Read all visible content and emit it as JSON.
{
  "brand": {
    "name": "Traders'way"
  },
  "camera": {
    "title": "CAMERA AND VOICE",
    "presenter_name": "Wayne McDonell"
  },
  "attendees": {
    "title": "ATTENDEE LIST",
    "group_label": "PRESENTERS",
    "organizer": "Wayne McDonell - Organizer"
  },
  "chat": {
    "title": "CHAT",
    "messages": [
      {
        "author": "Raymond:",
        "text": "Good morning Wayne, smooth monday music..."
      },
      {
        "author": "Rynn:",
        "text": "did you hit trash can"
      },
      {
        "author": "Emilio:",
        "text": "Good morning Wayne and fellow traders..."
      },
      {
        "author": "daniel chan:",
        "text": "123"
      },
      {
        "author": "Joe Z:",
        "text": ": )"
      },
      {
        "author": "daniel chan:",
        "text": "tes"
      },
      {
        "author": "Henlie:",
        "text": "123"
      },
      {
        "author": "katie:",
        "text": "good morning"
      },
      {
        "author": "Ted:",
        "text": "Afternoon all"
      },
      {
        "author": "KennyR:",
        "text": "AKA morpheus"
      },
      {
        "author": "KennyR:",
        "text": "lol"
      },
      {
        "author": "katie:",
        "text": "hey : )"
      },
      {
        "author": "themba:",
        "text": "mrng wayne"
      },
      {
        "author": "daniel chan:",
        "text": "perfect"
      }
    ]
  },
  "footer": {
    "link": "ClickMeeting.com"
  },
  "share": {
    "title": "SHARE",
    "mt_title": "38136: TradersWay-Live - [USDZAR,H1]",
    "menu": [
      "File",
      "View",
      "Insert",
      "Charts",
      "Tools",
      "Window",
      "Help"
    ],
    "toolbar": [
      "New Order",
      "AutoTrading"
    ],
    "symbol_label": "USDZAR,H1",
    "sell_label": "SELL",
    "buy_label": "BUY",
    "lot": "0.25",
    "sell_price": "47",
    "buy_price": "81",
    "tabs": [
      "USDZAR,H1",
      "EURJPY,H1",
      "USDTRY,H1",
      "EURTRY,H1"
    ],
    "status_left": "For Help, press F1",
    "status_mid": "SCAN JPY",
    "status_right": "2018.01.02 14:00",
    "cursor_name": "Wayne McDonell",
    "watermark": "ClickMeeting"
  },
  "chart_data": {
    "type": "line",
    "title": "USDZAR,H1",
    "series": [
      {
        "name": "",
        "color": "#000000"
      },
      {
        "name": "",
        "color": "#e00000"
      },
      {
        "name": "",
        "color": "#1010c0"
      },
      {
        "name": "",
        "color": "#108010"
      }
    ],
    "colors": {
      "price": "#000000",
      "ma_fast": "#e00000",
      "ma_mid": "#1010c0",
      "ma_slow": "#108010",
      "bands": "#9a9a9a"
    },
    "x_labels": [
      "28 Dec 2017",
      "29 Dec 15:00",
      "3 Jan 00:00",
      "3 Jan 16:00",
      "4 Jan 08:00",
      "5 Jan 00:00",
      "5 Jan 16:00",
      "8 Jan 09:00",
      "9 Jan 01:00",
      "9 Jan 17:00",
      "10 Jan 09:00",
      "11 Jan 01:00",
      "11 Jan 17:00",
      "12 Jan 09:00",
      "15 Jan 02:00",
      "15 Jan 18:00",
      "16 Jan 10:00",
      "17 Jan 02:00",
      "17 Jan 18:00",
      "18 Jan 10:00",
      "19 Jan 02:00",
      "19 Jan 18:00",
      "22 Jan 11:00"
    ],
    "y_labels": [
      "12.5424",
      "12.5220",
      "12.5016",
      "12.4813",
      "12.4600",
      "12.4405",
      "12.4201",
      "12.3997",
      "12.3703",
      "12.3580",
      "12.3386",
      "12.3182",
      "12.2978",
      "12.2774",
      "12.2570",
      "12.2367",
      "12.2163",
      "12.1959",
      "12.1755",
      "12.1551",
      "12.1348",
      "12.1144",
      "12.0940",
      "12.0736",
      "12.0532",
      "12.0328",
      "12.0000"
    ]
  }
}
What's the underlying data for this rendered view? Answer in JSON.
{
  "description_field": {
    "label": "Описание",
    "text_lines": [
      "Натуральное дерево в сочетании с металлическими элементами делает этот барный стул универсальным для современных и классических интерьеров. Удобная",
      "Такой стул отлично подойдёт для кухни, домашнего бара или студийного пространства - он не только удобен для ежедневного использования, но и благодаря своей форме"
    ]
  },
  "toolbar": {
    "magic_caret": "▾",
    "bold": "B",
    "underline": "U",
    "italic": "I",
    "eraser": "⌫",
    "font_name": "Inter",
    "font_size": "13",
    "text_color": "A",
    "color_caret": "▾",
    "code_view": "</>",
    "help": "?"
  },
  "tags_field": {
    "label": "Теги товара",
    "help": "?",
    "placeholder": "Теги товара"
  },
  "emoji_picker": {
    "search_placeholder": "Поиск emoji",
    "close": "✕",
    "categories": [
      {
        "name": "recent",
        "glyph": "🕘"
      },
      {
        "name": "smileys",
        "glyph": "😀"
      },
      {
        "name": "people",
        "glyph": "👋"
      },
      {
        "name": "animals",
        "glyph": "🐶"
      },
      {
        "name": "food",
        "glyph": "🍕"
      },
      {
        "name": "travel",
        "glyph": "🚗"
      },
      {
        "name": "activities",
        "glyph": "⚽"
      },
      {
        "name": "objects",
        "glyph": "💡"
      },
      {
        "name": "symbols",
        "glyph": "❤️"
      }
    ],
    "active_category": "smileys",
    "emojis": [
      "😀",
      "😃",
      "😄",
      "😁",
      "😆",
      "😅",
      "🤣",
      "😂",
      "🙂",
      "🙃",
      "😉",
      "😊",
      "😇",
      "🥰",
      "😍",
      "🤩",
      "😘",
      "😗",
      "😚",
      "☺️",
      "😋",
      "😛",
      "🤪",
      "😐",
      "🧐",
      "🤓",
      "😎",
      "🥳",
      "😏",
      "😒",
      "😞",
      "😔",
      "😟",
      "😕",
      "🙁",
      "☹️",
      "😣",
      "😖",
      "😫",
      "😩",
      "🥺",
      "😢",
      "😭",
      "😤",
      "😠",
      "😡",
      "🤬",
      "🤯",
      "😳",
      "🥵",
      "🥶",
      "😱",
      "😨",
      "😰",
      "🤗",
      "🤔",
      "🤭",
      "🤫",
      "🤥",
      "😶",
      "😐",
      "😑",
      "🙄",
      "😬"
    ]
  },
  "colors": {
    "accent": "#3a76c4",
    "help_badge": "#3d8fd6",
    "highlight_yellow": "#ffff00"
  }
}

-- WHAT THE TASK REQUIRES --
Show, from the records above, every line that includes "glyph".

-- RESPONSE AREA --
        "glyph": "🕘"
        "glyph": "😀"
        "glyph": "👋"
        "glyph": "🐶"
        "glyph": "🍕"
        "glyph": "🚗"
        "glyph": "⚽"
        "glyph": "💡"
        "glyph": "❤️"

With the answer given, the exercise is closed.